= Beginning of Section =

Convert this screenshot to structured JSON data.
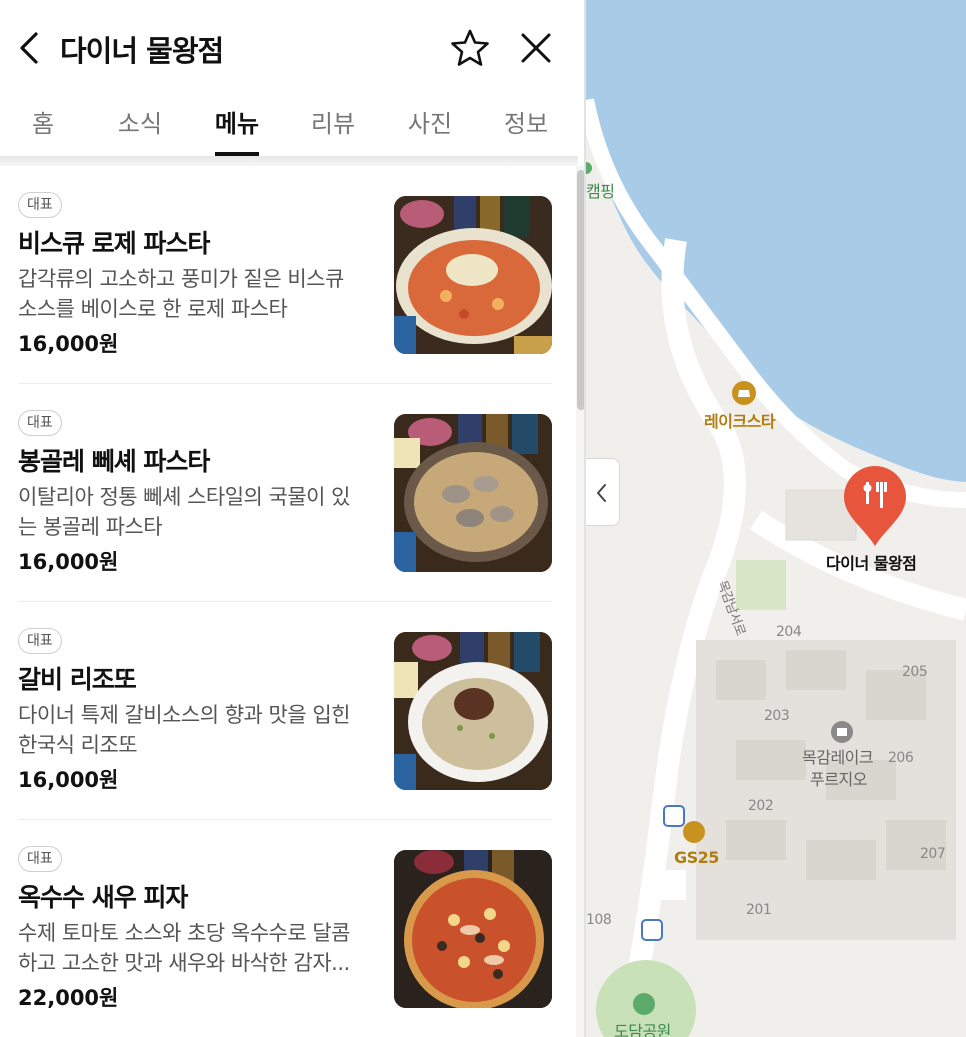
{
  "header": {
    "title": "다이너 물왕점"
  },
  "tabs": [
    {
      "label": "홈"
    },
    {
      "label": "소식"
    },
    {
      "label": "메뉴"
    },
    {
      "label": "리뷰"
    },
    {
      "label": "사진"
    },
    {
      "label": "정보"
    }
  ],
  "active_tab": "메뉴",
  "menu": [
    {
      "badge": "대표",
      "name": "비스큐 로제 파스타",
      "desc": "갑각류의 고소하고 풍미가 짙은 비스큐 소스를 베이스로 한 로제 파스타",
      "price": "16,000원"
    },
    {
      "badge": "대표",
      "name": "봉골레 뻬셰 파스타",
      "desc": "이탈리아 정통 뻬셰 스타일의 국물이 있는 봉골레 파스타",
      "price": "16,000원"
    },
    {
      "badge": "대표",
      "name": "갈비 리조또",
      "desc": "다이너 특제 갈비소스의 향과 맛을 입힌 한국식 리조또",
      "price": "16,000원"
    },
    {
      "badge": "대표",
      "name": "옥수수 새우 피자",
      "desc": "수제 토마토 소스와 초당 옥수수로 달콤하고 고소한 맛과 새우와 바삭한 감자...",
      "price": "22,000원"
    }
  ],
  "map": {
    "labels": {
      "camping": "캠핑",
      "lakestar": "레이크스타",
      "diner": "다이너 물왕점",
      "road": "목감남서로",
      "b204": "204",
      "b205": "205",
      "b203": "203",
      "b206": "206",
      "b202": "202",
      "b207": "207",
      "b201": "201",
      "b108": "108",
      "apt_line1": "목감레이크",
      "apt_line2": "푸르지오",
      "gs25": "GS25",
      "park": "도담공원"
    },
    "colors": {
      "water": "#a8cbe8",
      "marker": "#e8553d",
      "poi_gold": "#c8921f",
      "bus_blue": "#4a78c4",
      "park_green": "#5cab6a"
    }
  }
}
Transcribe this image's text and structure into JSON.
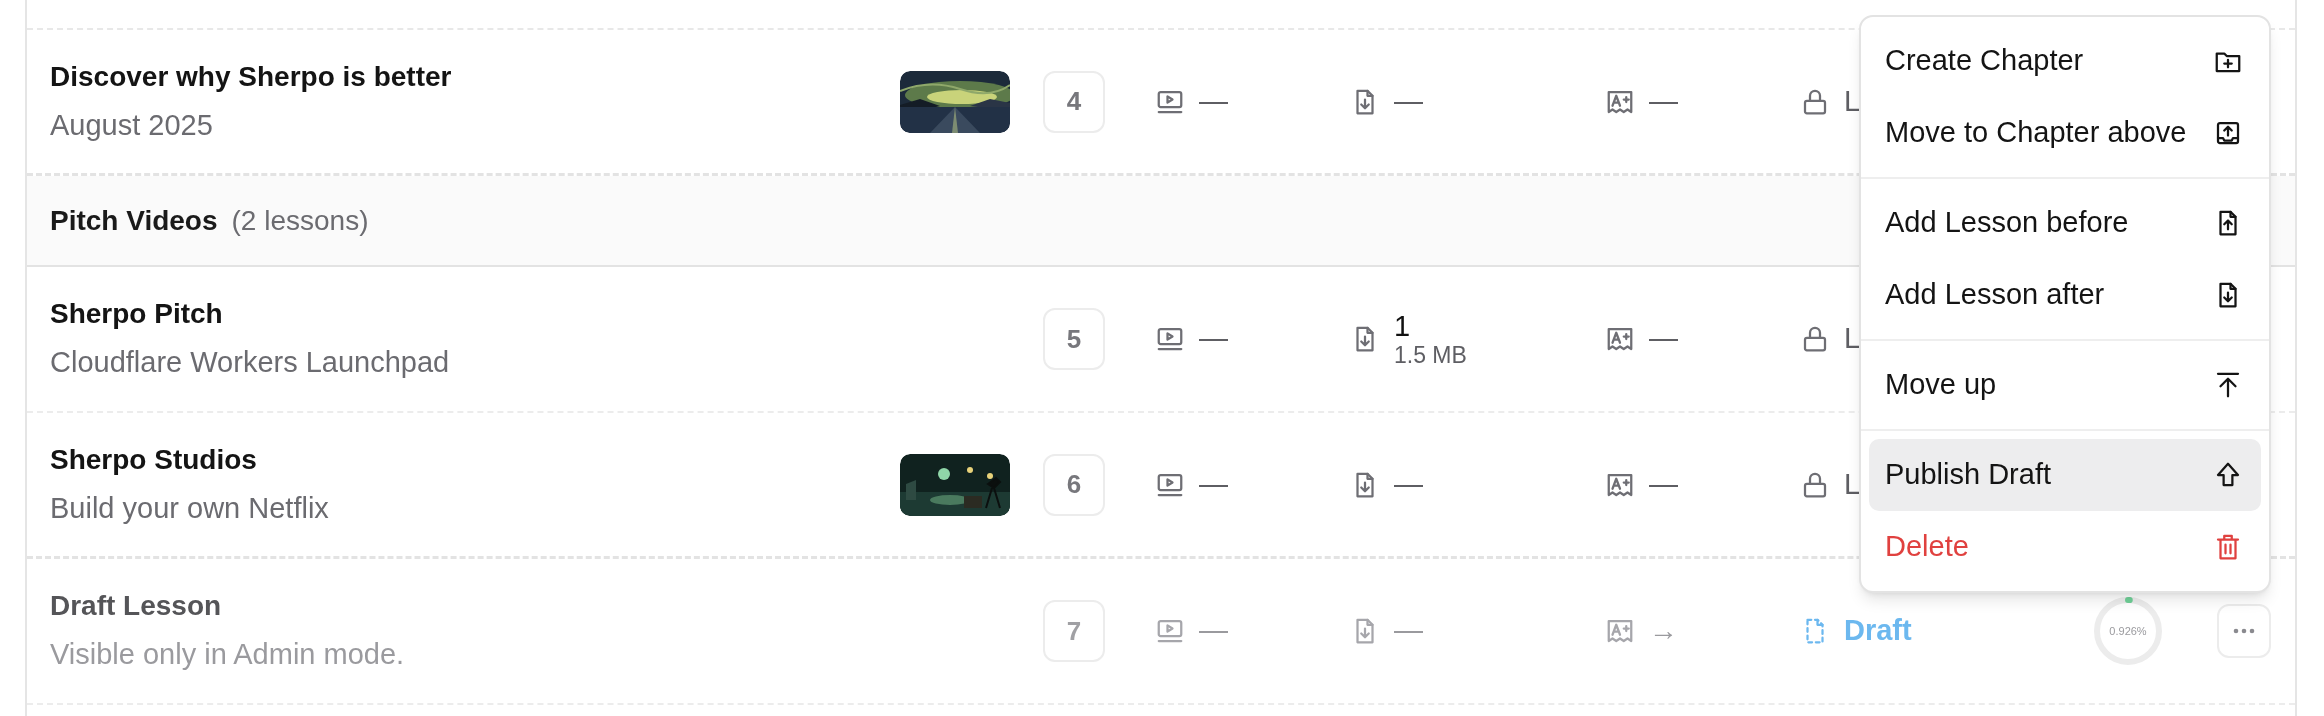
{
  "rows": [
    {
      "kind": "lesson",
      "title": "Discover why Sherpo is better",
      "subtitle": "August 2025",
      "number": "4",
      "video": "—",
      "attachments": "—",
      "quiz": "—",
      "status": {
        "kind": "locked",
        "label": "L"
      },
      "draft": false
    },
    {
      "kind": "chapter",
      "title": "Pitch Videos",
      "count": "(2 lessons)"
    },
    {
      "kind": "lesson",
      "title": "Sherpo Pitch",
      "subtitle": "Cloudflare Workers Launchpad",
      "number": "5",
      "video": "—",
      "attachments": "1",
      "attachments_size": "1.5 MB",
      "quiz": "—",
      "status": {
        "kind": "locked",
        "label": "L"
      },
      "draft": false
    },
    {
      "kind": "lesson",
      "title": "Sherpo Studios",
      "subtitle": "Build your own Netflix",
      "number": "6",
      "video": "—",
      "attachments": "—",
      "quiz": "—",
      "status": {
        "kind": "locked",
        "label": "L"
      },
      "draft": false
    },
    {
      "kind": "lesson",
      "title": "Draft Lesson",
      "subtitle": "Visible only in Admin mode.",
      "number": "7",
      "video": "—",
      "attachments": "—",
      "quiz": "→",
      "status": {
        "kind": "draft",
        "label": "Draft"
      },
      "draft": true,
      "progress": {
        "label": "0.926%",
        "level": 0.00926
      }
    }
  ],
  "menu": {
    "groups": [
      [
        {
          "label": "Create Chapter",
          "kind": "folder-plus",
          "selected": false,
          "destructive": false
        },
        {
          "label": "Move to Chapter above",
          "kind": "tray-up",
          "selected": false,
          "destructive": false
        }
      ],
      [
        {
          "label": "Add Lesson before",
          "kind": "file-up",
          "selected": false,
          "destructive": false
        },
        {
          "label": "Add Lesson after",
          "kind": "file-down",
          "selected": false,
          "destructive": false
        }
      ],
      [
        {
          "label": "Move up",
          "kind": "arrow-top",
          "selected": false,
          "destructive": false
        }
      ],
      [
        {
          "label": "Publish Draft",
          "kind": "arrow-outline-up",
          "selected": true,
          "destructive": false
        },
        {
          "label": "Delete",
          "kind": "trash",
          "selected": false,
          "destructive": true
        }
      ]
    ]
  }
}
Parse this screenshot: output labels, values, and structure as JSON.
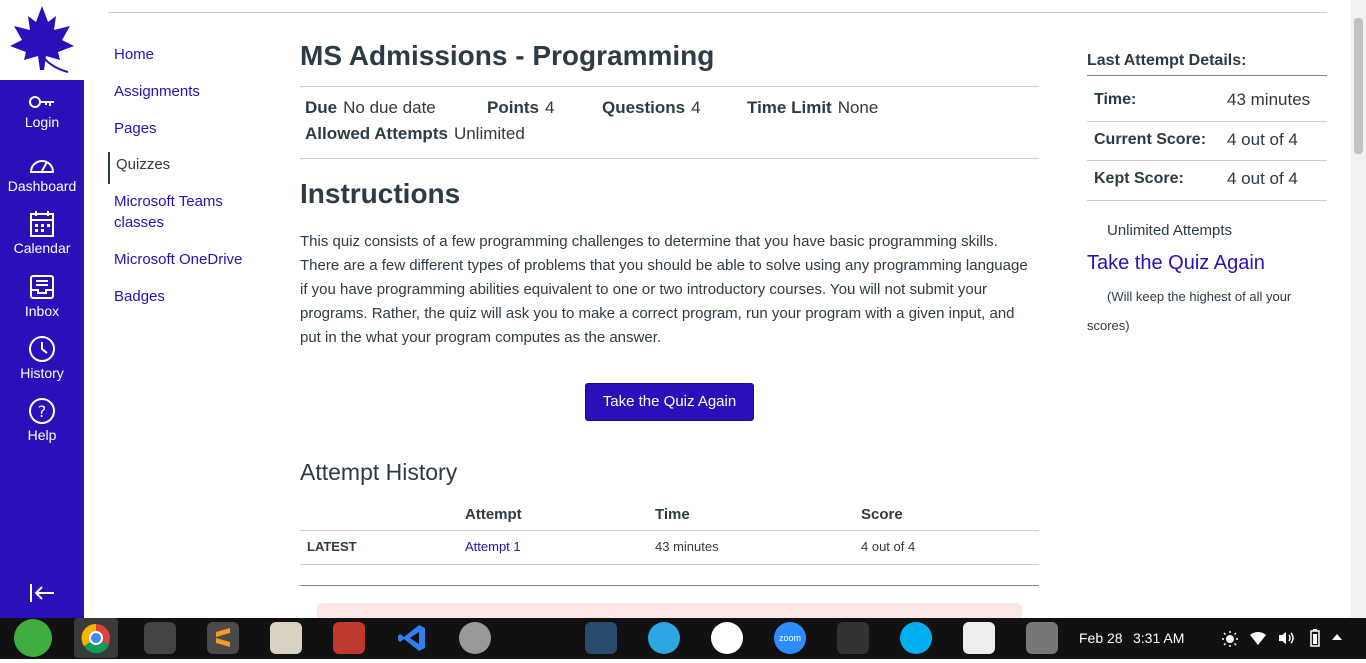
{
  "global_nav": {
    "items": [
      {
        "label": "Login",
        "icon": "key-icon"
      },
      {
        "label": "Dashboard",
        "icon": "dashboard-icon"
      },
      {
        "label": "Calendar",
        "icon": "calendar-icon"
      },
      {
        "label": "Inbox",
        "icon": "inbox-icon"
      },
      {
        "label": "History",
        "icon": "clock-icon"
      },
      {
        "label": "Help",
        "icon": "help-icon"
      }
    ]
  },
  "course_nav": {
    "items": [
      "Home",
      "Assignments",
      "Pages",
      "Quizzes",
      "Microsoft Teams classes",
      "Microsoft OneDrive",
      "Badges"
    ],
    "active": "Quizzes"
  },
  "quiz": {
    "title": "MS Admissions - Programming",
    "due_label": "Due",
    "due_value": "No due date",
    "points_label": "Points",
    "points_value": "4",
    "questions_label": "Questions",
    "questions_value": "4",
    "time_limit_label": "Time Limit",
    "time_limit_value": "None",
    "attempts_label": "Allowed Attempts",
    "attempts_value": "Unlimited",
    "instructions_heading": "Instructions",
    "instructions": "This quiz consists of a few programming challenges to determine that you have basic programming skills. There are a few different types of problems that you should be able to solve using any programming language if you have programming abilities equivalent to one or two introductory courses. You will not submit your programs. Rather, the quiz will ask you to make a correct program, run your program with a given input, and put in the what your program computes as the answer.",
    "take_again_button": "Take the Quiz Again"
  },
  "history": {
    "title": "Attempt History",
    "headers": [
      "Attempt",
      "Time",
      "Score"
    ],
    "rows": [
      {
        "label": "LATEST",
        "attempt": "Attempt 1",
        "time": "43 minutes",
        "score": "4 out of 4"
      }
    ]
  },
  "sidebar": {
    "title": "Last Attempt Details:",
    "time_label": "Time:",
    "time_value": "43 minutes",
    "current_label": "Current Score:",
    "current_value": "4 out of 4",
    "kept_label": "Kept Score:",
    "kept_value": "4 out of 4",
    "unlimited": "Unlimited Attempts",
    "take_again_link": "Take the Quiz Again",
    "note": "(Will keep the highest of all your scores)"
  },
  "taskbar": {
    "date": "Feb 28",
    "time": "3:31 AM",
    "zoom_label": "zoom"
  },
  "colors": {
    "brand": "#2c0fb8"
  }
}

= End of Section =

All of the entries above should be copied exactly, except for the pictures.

Convert this screenshot to structured JSON data.
{
  "header": {
    "title": "다이너 물왕점"
  },
  "tabs": [
    {
      "label": "홈"
    },
    {
      "label": "소식"
    },
    {
      "label": "메뉴"
    },
    {
      "label": "리뷰"
    },
    {
      "label": "사진"
    },
    {
      "label": "정보"
    }
  ],
  "active_tab": "메뉴",
  "menu": [
    {
      "badge": "대표",
      "name": "비스큐 로제 파스타",
      "desc": "갑각류의 고소하고 풍미가 짙은 비스큐 소스를 베이스로 한 로제 파스타",
      "price": "16,000원"
    },
    {
      "badge": "대표",
      "name": "봉골레 뻬셰 파스타",
      "desc": "이탈리아 정통 뻬셰 스타일의 국물이 있는 봉골레 파스타",
      "price": "16,000원"
    },
    {
      "badge": "대표",
      "name": "갈비 리조또",
      "desc": "다이너 특제 갈비소스의 향과 맛을 입힌 한국식 리조또",
      "price": "16,000원"
    },
    {
      "badge": "대표",
      "name": "옥수수 새우 피자",
      "desc": "수제 토마토 소스와 초당 옥수수로 달콤하고 고소한 맛과 새우와 바삭한 감자...",
      "price": "22,000원"
    }
  ],
  "map": {
    "labels": {
      "camping": "캠핑",
      "lakestar": "레이크스타",
      "diner": "다이너 물왕점",
      "road": "목감남서로",
      "b204": "204",
      "b205": "205",
      "b203": "203",
      "b206": "206",
      "b202": "202",
      "b207": "207",
      "b201": "201",
      "b108": "108",
      "apt_line1": "목감레이크",
      "apt_line2": "푸르지오",
      "gs25": "GS25",
      "park": "도담공원"
    },
    "colors": {
      "water": "#a8cbe8",
      "marker": "#e8553d",
      "poi_gold": "#c8921f",
      "bus_blue": "#4a78c4",
      "park_green": "#5cab6a"
    }
  }
}
Transcribe this image's text and structure into JSON.
{
  "rows": [
    {
      "kind": "lesson",
      "title": "Discover why Sherpo is better",
      "subtitle": "August 2025",
      "number": "4",
      "video": "—",
      "attachments": "—",
      "quiz": "—",
      "status": {
        "kind": "locked",
        "label": "L"
      },
      "draft": false
    },
    {
      "kind": "chapter",
      "title": "Pitch Videos",
      "count": "(2 lessons)"
    },
    {
      "kind": "lesson",
      "title": "Sherpo Pitch",
      "subtitle": "Cloudflare Workers Launchpad",
      "number": "5",
      "video": "—",
      "attachments": "1",
      "attachments_size": "1.5 MB",
      "quiz": "—",
      "status": {
        "kind": "locked",
        "label": "L"
      },
      "draft": false
    },
    {
      "kind": "lesson",
      "title": "Sherpo Studios",
      "subtitle": "Build your own Netflix",
      "number": "6",
      "video": "—",
      "attachments": "—",
      "quiz": "—",
      "status": {
        "kind": "locked",
        "label": "L"
      },
      "draft": false
    },
    {
      "kind": "lesson",
      "title": "Draft Lesson",
      "subtitle": "Visible only in Admin mode.",
      "number": "7",
      "video": "—",
      "attachments": "—",
      "quiz": "→",
      "status": {
        "kind": "draft",
        "label": "Draft"
      },
      "draft": true,
      "progress": {
        "label": "0.926%",
        "level": 0.00926
      }
    }
  ],
  "menu": {
    "groups": [
      [
        {
          "label": "Create Chapter",
          "kind": "folder-plus",
          "selected": false,
          "destructive": false
        },
        {
          "label": "Move to Chapter above",
          "kind": "tray-up",
          "selected": false,
          "destructive": false
        }
      ],
      [
        {
          "label": "Add Lesson before",
          "kind": "file-up",
          "selected": false,
          "destructive": false
        },
        {
          "label": "Add Lesson after",
          "kind": "file-down",
          "selected": false,
          "destructive": false
        }
      ],
      [
        {
          "label": "Move up",
          "kind": "arrow-top",
          "selected": false,
          "destructive": false
        }
      ],
      [
        {
          "label": "Publish Draft",
          "kind": "arrow-outline-up",
          "selected": true,
          "destructive": false
        },
        {
          "label": "Delete",
          "kind": "trash",
          "selected": false,
          "destructive": true
        }
      ]
    ]
  }
}
Parse this screenshot: output labels, values, and structure as JSON.
{
  "global_nav": {
    "items": [
      {
        "label": "Login",
        "icon": "key-icon"
      },
      {
        "label": "Dashboard",
        "icon": "dashboard-icon"
      },
      {
        "label": "Calendar",
        "icon": "calendar-icon"
      },
      {
        "label": "Inbox",
        "icon": "inbox-icon"
      },
      {
        "label": "History",
        "icon": "clock-icon"
      },
      {
        "label": "Help",
        "icon": "help-icon"
      }
    ]
  },
  "course_nav": {
    "items": [
      "Home",
      "Assignments",
      "Pages",
      "Quizzes",
      "Microsoft Teams classes",
      "Microsoft OneDrive",
      "Badges"
    ],
    "active": "Quizzes"
  },
  "quiz": {
    "title": "MS Admissions - Programming",
    "due_label": "Due",
    "due_value": "No due date",
    "points_label": "Points",
    "points_value": "4",
    "questions_label": "Questions",
    "questions_value": "4",
    "time_limit_label": "Time Limit",
    "time_limit_value": "None",
    "attempts_label": "Allowed Attempts",
    "attempts_value": "Unlimited",
    "instructions_heading": "Instructions",
    "instructions": "This quiz consists of a few programming challenges to determine that you have basic programming skills. There are a few different types of problems that you should be able to solve using any programming language if you have programming abilities equivalent to one or two introductory courses. You will not submit your programs. Rather, the quiz will ask you to make a correct program, run your program with a given input, and put in the what your program computes as the answer.",
    "take_again_button": "Take the Quiz Again"
  },
  "history": {
    "title": "Attempt History",
    "headers": [
      "Attempt",
      "Time",
      "Score"
    ],
    "rows": [
      {
        "label": "LATEST",
        "attempt": "Attempt 1",
        "time": "43 minutes",
        "score": "4 out of 4"
      }
    ]
  },
  "sidebar": {
    "title": "Last Attempt Details:",
    "time_label": "Time:",
    "time_value": "43 minutes",
    "current_label": "Current Score:",
    "current_value": "4 out of 4",
    "kept_label": "Kept Score:",
    "kept_value": "4 out of 4",
    "unlimited": "Unlimited Attempts",
    "take_again_link": "Take the Quiz Again",
    "note": "(Will keep the highest of all your scores)"
  },
  "taskbar": {
    "date": "Feb 28",
    "time": "3:31 AM",
    "zoom_label": "zoom"
  },
  "colors": {
    "brand": "#2c0fb8"
  }
}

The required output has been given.